[Your objective] Go through the lines below and tally those containing the string "Edit". Respond with the number only.

[Dataset rows describing interfaces]

◇ ◇ ◇ ◇

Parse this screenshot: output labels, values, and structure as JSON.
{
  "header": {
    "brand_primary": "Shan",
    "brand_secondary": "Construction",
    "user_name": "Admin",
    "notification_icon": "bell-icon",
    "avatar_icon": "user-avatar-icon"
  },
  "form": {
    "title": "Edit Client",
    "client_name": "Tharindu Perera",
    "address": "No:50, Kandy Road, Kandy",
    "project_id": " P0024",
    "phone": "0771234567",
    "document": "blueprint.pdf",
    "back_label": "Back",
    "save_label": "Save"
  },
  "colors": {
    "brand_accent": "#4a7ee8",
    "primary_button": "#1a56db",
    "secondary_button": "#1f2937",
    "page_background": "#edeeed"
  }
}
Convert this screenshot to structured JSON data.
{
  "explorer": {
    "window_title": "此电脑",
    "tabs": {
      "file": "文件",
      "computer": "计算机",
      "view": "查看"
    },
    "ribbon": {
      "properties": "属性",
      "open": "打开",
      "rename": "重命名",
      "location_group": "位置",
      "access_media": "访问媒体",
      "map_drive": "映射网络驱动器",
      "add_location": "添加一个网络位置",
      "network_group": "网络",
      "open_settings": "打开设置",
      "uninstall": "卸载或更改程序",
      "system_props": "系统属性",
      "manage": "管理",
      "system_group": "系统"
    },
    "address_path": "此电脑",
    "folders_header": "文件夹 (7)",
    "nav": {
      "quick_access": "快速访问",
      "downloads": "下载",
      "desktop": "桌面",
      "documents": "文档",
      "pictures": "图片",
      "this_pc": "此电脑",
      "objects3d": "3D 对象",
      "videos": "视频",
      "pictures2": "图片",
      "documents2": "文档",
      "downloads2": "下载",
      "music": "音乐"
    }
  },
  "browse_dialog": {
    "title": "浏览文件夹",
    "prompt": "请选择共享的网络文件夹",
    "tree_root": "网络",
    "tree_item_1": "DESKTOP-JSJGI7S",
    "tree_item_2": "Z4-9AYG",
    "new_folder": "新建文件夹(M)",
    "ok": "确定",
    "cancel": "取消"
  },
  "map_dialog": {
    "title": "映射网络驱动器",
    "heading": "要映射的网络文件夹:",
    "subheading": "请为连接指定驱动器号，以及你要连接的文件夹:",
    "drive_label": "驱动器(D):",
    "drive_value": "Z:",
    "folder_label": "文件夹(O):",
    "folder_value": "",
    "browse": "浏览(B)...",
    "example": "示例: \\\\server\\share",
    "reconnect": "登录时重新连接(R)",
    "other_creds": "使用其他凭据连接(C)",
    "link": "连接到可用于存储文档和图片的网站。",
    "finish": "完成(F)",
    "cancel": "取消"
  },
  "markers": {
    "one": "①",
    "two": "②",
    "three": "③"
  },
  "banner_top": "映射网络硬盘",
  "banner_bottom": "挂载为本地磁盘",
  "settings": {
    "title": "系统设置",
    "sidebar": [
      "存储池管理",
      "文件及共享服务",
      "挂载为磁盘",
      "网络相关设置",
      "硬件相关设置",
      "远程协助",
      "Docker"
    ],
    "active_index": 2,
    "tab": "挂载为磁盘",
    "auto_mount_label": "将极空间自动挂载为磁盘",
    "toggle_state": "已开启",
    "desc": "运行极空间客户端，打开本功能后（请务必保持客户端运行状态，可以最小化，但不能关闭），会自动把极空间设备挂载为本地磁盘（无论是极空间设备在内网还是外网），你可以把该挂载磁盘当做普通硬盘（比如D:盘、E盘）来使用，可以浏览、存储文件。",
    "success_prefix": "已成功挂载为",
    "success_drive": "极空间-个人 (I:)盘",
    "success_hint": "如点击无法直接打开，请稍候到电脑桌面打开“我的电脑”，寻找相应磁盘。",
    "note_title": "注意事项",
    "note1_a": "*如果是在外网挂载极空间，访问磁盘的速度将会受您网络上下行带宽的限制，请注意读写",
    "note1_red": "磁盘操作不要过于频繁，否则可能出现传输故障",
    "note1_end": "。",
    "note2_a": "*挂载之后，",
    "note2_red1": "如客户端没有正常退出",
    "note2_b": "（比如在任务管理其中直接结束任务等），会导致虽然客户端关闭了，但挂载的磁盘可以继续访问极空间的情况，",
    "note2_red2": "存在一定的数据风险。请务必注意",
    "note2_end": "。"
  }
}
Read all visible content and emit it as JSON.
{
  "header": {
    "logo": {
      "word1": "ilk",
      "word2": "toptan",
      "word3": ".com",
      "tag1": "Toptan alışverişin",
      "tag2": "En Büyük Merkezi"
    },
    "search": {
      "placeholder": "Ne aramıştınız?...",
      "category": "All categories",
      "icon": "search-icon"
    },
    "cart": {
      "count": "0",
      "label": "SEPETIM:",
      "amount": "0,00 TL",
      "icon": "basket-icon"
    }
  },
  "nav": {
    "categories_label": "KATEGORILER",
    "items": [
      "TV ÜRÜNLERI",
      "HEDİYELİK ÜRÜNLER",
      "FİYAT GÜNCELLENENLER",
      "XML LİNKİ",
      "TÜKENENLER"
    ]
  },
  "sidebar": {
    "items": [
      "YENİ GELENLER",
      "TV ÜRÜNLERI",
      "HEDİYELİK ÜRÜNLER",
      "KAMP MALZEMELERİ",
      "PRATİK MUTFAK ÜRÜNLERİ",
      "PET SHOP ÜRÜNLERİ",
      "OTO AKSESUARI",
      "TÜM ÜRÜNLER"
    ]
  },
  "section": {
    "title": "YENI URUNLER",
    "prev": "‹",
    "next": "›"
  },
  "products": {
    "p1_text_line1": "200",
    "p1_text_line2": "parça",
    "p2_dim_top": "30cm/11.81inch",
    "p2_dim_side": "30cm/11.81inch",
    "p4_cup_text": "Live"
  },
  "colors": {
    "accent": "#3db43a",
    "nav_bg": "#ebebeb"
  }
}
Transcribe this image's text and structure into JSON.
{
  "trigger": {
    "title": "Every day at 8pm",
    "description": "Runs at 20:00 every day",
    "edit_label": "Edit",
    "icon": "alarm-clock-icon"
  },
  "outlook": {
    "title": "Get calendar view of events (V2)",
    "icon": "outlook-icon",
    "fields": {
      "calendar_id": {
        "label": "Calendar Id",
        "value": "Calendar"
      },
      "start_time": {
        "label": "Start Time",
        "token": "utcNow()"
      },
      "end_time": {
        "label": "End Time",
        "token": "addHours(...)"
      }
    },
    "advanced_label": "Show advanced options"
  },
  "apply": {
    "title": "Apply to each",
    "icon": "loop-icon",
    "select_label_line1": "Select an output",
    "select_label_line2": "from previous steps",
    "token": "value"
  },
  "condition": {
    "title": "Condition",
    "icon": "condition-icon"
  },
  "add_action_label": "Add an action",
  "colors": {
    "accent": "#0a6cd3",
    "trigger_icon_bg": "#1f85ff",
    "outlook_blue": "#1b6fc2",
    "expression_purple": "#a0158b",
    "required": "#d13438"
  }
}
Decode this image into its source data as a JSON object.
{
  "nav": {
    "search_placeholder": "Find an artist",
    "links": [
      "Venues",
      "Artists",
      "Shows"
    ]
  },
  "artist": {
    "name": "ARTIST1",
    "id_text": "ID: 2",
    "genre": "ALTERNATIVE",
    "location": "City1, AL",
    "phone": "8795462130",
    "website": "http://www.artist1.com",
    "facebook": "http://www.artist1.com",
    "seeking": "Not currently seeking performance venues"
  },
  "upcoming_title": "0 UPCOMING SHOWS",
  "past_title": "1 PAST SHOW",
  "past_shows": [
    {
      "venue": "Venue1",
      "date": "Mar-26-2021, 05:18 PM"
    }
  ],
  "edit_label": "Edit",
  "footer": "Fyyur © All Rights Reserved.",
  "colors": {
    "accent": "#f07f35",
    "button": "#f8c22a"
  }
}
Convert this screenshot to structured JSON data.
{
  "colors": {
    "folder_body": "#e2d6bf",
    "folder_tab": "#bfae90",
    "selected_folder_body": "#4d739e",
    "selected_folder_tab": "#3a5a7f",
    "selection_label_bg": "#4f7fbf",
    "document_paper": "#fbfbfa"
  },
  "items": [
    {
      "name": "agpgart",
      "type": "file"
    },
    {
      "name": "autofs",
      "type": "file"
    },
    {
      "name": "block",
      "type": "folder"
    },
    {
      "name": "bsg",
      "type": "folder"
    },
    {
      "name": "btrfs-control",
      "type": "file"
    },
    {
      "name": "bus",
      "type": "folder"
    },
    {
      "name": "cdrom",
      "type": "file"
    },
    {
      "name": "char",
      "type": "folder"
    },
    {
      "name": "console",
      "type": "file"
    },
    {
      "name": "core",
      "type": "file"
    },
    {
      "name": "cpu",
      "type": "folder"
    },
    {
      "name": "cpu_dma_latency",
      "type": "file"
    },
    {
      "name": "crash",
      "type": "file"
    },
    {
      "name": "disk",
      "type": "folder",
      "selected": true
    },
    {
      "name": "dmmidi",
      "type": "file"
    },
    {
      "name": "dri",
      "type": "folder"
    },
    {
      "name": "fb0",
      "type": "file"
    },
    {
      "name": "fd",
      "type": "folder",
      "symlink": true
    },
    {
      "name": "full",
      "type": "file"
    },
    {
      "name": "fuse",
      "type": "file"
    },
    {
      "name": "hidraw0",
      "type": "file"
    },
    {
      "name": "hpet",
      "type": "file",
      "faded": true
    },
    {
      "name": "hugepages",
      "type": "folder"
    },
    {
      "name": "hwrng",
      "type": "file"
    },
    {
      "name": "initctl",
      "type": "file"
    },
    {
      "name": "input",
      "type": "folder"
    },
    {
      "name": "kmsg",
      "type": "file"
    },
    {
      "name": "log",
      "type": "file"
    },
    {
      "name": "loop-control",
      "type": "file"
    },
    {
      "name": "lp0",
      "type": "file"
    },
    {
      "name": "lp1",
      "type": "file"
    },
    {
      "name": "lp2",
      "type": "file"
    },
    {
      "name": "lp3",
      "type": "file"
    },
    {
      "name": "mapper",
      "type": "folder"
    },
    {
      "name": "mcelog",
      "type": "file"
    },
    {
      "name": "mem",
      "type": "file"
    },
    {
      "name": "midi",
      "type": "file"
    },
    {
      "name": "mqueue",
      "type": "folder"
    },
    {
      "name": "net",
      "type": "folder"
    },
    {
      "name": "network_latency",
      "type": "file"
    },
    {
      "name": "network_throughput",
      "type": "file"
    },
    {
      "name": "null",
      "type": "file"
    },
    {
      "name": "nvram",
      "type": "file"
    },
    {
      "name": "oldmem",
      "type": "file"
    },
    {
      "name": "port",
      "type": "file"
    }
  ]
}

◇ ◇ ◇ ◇

[Your solution] 3